__REQUIRED ACTION__.
Word for word, copy the records and drop the pictures.

Saved data entries

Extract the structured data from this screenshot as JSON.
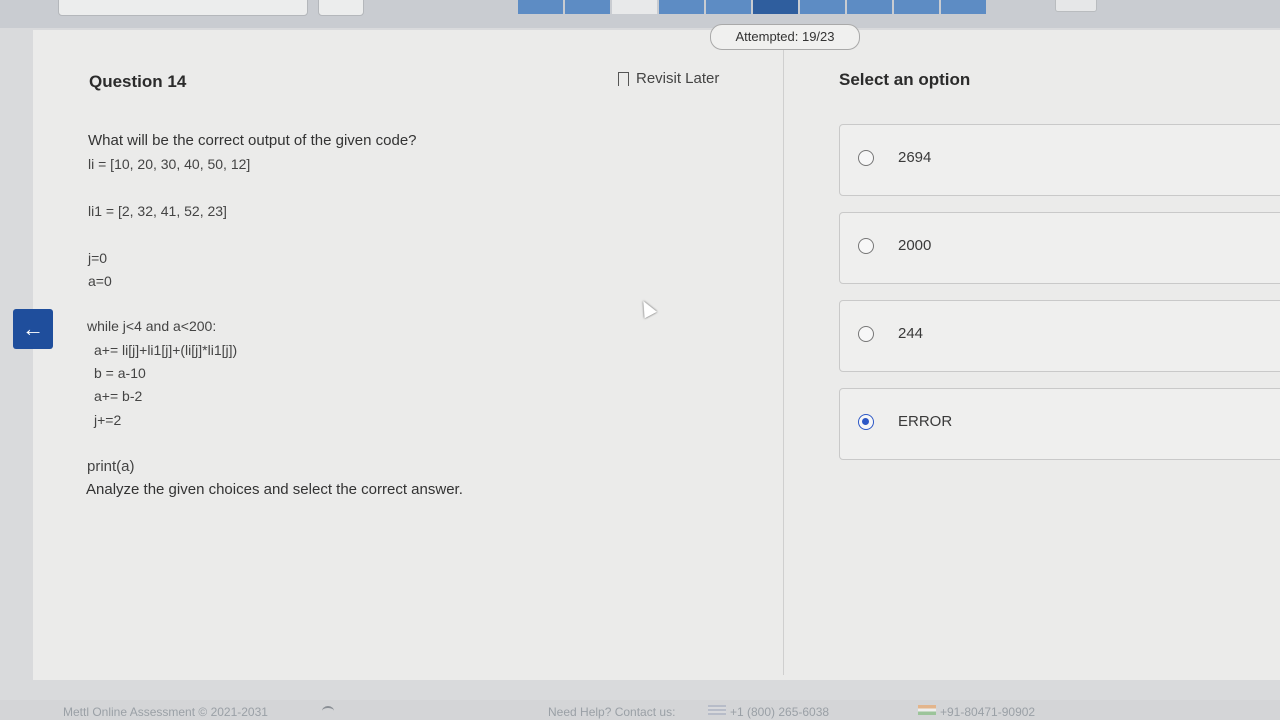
{
  "top": {
    "attempted": "Attempted: 19/23"
  },
  "question": {
    "title": "Question 14",
    "revisit_label": "Revisit Later",
    "prompt": "What will be the correct output of the given code?",
    "code": [
      "li = [10, 20, 30, 40, 50, 12]",
      "li1 = [2, 32, 41, 52, 23]",
      "j=0",
      "a=0",
      "while j<4 and a<200:",
      "a+= li[j]+li1[j]+(li[j]*li1[j])",
      "b = a-10",
      "a+= b-2",
      "j+=2",
      "print(a)"
    ],
    "instruction": "Analyze the given choices and select the correct answer."
  },
  "options": {
    "title": "Select an option",
    "items": [
      {
        "label": "2694",
        "selected": false
      },
      {
        "label": "2000",
        "selected": false
      },
      {
        "label": "244",
        "selected": false
      },
      {
        "label": "ERROR",
        "selected": true
      }
    ]
  },
  "footer": {
    "copyright": "Mettl Online Assessment © 2021-2031",
    "help": "Need Help? Contact us:",
    "phone_us": "+1 (800) 265-6038",
    "phone_in": "+91-80471-90902"
  },
  "icons": {
    "back": "arrow-left-icon",
    "revisit": "bookmark-icon"
  },
  "colors": {
    "accent": "#2d58c6",
    "back_button": "#1f4e9c"
  }
}
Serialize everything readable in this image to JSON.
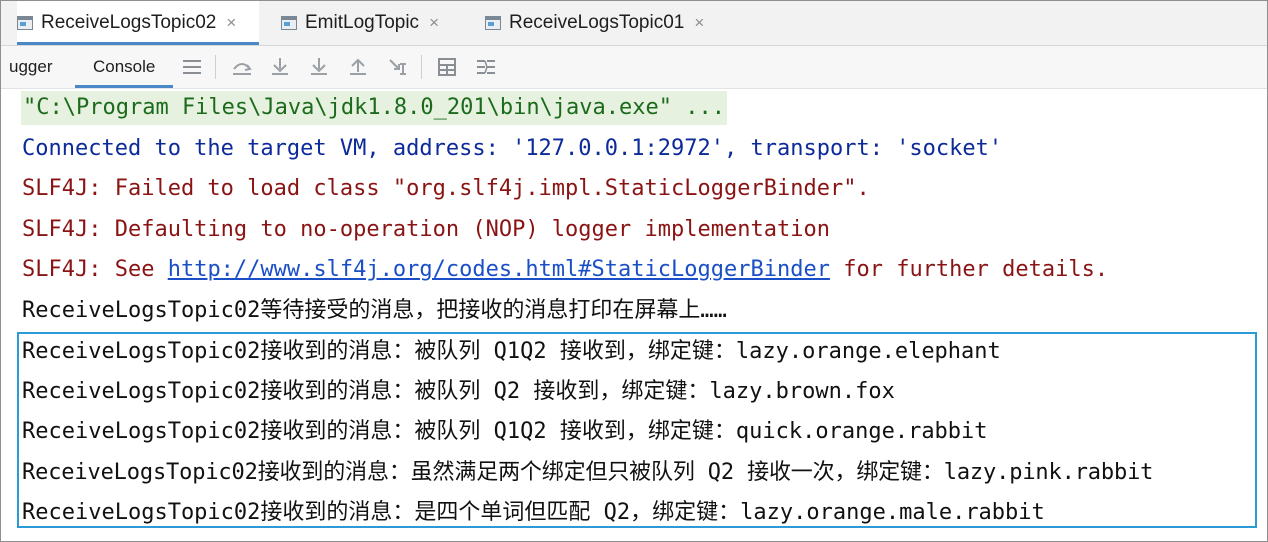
{
  "tabs": [
    {
      "label": "ReceiveLogsTopic02",
      "active": true
    },
    {
      "label": "EmitLogTopic",
      "active": false
    },
    {
      "label": "ReceiveLogsTopic01",
      "active": false
    }
  ],
  "tab_close_glyph": "×",
  "subtabs": {
    "debugger": "ugger",
    "console": "Console"
  },
  "toolbar_icons": [
    "hamburger-menu-icon",
    "step-over-icon",
    "step-into-icon",
    "force-step-into-icon",
    "step-out-icon",
    "run-to-cursor-icon",
    "evaluate-expression-icon",
    "trace-icon"
  ],
  "console": {
    "command": "\"C:\\Program Files\\Java\\jdk1.8.0_201\\bin\\java.exe\" ...",
    "connected": "Connected to the target VM, address: '127.0.0.1:2972', transport: 'socket'",
    "slf4j_failed": "SLF4J: Failed to load class \"org.slf4j.impl.StaticLoggerBinder\".",
    "slf4j_default": "SLF4J: Defaulting to no-operation (NOP) logger implementation",
    "slf4j_see_prefix": "SLF4J: See ",
    "slf4j_link": "http://www.slf4j.org/codes.html#StaticLoggerBinder",
    "slf4j_see_suffix": " for further details.",
    "waiting": "ReceiveLogsTopic02等待接受的消息，把接收的消息打印在屏幕上……",
    "received": [
      "ReceiveLogsTopic02接收到的消息：被队列 Q1Q2 接收到，绑定键：lazy.orange.elephant",
      "ReceiveLogsTopic02接收到的消息：被队列 Q2 接收到，绑定键：lazy.brown.fox",
      "ReceiveLogsTopic02接收到的消息：被队列 Q1Q2 接收到，绑定键：quick.orange.rabbit",
      "ReceiveLogsTopic02接收到的消息：虽然满足两个绑定但只被队列 Q2 接收一次，绑定键：lazy.pink.rabbit",
      "ReceiveLogsTopic02接收到的消息：是四个单词但匹配 Q2，绑定键：lazy.orange.male.rabbit"
    ]
  },
  "colors": {
    "tab_underline": "#4a88c7",
    "highlight_border": "#2a9bd6",
    "command_bg": "#e6f2df",
    "info_blue": "#0c2a9a",
    "error_red": "#8a1414",
    "link_blue": "#1a4fc7"
  }
}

__ANSWER TO THE EXERCISE__.
Extract the structured data from this screenshot as JSON.
{
  "top": {
    "attempted": "Attempted: 19/23"
  },
  "question": {
    "title": "Question 14",
    "revisit_label": "Revisit Later",
    "prompt": "What will be the correct output of the given code?",
    "code": [
      "li = [10, 20, 30, 40, 50, 12]",
      "li1 = [2, 32, 41, 52, 23]",
      "j=0",
      "a=0",
      "while j<4 and a<200:",
      "a+= li[j]+li1[j]+(li[j]*li1[j])",
      "b = a-10",
      "a+= b-2",
      "j+=2",
      "print(a)"
    ],
    "instruction": "Analyze the given choices and select the correct answer."
  },
  "options": {
    "title": "Select an option",
    "items": [
      {
        "label": "2694",
        "selected": false
      },
      {
        "label": "2000",
        "selected": false
      },
      {
        "label": "244",
        "selected": false
      },
      {
        "label": "ERROR",
        "selected": true
      }
    ]
  },
  "footer": {
    "copyright": "Mettl Online Assessment © 2021-2031",
    "help": "Need Help? Contact us:",
    "phone_us": "+1 (800) 265-6038",
    "phone_in": "+91-80471-90902"
  },
  "icons": {
    "back": "arrow-left-icon",
    "revisit": "bookmark-icon"
  },
  "colors": {
    "accent": "#2d58c6",
    "back_button": "#1f4e9c"
  }
}
Serialize everything readable in this image to JSON.
{
  "tabs": [
    {
      "label": "ReceiveLogsTopic02",
      "active": true
    },
    {
      "label": "EmitLogTopic",
      "active": false
    },
    {
      "label": "ReceiveLogsTopic01",
      "active": false
    }
  ],
  "tab_close_glyph": "×",
  "subtabs": {
    "debugger": "ugger",
    "console": "Console"
  },
  "toolbar_icons": [
    "hamburger-menu-icon",
    "step-over-icon",
    "step-into-icon",
    "force-step-into-icon",
    "step-out-icon",
    "run-to-cursor-icon",
    "evaluate-expression-icon",
    "trace-icon"
  ],
  "console": {
    "command": "\"C:\\Program Files\\Java\\jdk1.8.0_201\\bin\\java.exe\" ...",
    "connected": "Connected to the target VM, address: '127.0.0.1:2972', transport: 'socket'",
    "slf4j_failed": "SLF4J: Failed to load class \"org.slf4j.impl.StaticLoggerBinder\".",
    "slf4j_default": "SLF4J: Defaulting to no-operation (NOP) logger implementation",
    "slf4j_see_prefix": "SLF4J: See ",
    "slf4j_link": "http://www.slf4j.org/codes.html#StaticLoggerBinder",
    "slf4j_see_suffix": " for further details.",
    "waiting": "ReceiveLogsTopic02等待接受的消息，把接收的消息打印在屏幕上……",
    "received": [
      "ReceiveLogsTopic02接收到的消息：被队列 Q1Q2 接收到，绑定键：lazy.orange.elephant",
      "ReceiveLogsTopic02接收到的消息：被队列 Q2 接收到，绑定键：lazy.brown.fox",
      "ReceiveLogsTopic02接收到的消息：被队列 Q1Q2 接收到，绑定键：quick.orange.rabbit",
      "ReceiveLogsTopic02接收到的消息：虽然满足两个绑定但只被队列 Q2 接收一次，绑定键：lazy.pink.rabbit",
      "ReceiveLogsTopic02接收到的消息：是四个单词但匹配 Q2，绑定键：lazy.orange.male.rabbit"
    ]
  },
  "colors": {
    "tab_underline": "#4a88c7",
    "highlight_border": "#2a9bd6",
    "command_bg": "#e6f2df",
    "info_blue": "#0c2a9a",
    "error_red": "#8a1414",
    "link_blue": "#1a4fc7"
  }
}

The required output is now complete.